(Data entries)
↓↓↓
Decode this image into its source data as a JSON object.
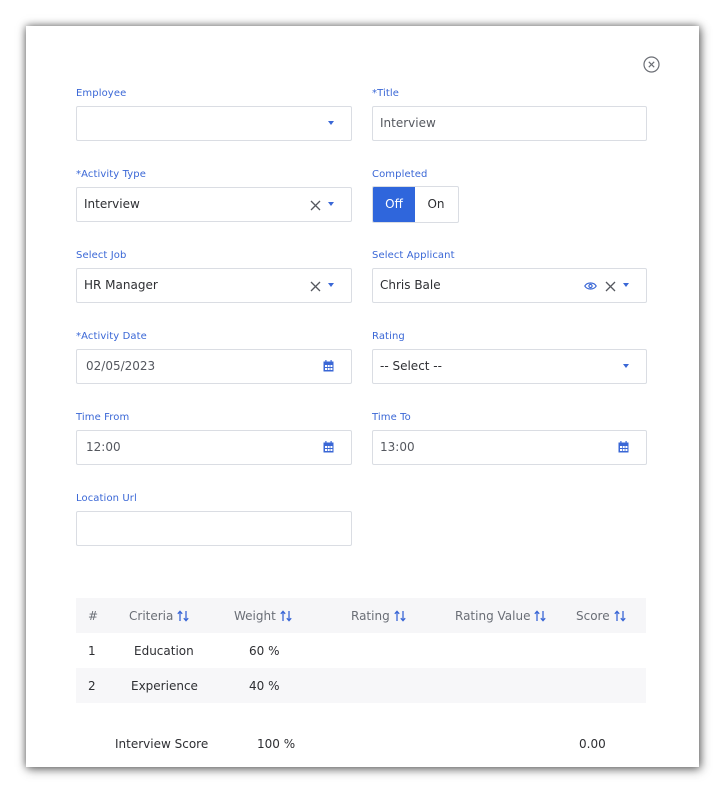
{
  "form": {
    "employee": {
      "label": "Employee",
      "value": ""
    },
    "title": {
      "label": "*Title",
      "value": "Interview"
    },
    "activity_type": {
      "label": "*Activity Type",
      "value": "Interview"
    },
    "completed": {
      "label": "Completed",
      "off_label": "Off",
      "on_label": "On",
      "selected": "Off"
    },
    "select_job": {
      "label": "Select Job",
      "value": "HR Manager"
    },
    "select_applicant": {
      "label": "Select Applicant",
      "value": "Chris Bale"
    },
    "activity_date": {
      "label": "*Activity Date",
      "value": "02/05/2023"
    },
    "rating": {
      "label": "Rating",
      "value": "-- Select --"
    },
    "time_from": {
      "label": "Time From",
      "value": "12:00"
    },
    "time_to": {
      "label": "Time To",
      "value": "13:00"
    },
    "location_url": {
      "label": "Location Url",
      "value": ""
    }
  },
  "criteria_table": {
    "headers": [
      "#",
      "Criteria",
      "Weight",
      "Rating",
      "Rating Value",
      "Score"
    ],
    "rows": [
      {
        "num": "1",
        "criteria": "Education",
        "weight": "60 %",
        "rating": "",
        "rating_value": "",
        "score": ""
      },
      {
        "num": "2",
        "criteria": "Experience",
        "weight": "40 %",
        "rating": "",
        "rating_value": "",
        "score": ""
      }
    ],
    "footer": {
      "label": "Interview Score",
      "weight_total": "100 %",
      "score_total": "0.00"
    }
  },
  "colors": {
    "accent": "#2f66dc",
    "label": "#3a67d6",
    "border": "#dadde3"
  },
  "icons": [
    "close-circle-icon",
    "chevron-down-icon",
    "clear-x-icon",
    "calendar-icon",
    "eye-icon",
    "sort-icon"
  ]
}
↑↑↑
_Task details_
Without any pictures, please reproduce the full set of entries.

_Worked solution_
Decode this image into its source data as a JSON object.
{
  "form": {
    "employee": {
      "label": "Employee",
      "value": ""
    },
    "title": {
      "label": "*Title",
      "value": "Interview"
    },
    "activity_type": {
      "label": "*Activity Type",
      "value": "Interview"
    },
    "completed": {
      "label": "Completed",
      "off_label": "Off",
      "on_label": "On",
      "selected": "Off"
    },
    "select_job": {
      "label": "Select Job",
      "value": "HR Manager"
    },
    "select_applicant": {
      "label": "Select Applicant",
      "value": "Chris Bale"
    },
    "activity_date": {
      "label": "*Activity Date",
      "value": "02/05/2023"
    },
    "rating": {
      "label": "Rating",
      "value": "-- Select --"
    },
    "time_from": {
      "label": "Time From",
      "value": "12:00"
    },
    "time_to": {
      "label": "Time To",
      "value": "13:00"
    },
    "location_url": {
      "label": "Location Url",
      "value": ""
    }
  },
  "criteria_table": {
    "headers": [
      "#",
      "Criteria",
      "Weight",
      "Rating",
      "Rating Value",
      "Score"
    ],
    "rows": [
      {
        "num": "1",
        "criteria": "Education",
        "weight": "60 %",
        "rating": "",
        "rating_value": "",
        "score": ""
      },
      {
        "num": "2",
        "criteria": "Experience",
        "weight": "40 %",
        "rating": "",
        "rating_value": "",
        "score": ""
      }
    ],
    "footer": {
      "label": "Interview Score",
      "weight_total": "100 %",
      "score_total": "0.00"
    }
  },
  "colors": {
    "accent": "#2f66dc",
    "label": "#3a67d6",
    "border": "#dadde3"
  },
  "icons": [
    "close-circle-icon",
    "chevron-down-icon",
    "clear-x-icon",
    "calendar-icon",
    "eye-icon",
    "sort-icon"
  ]
}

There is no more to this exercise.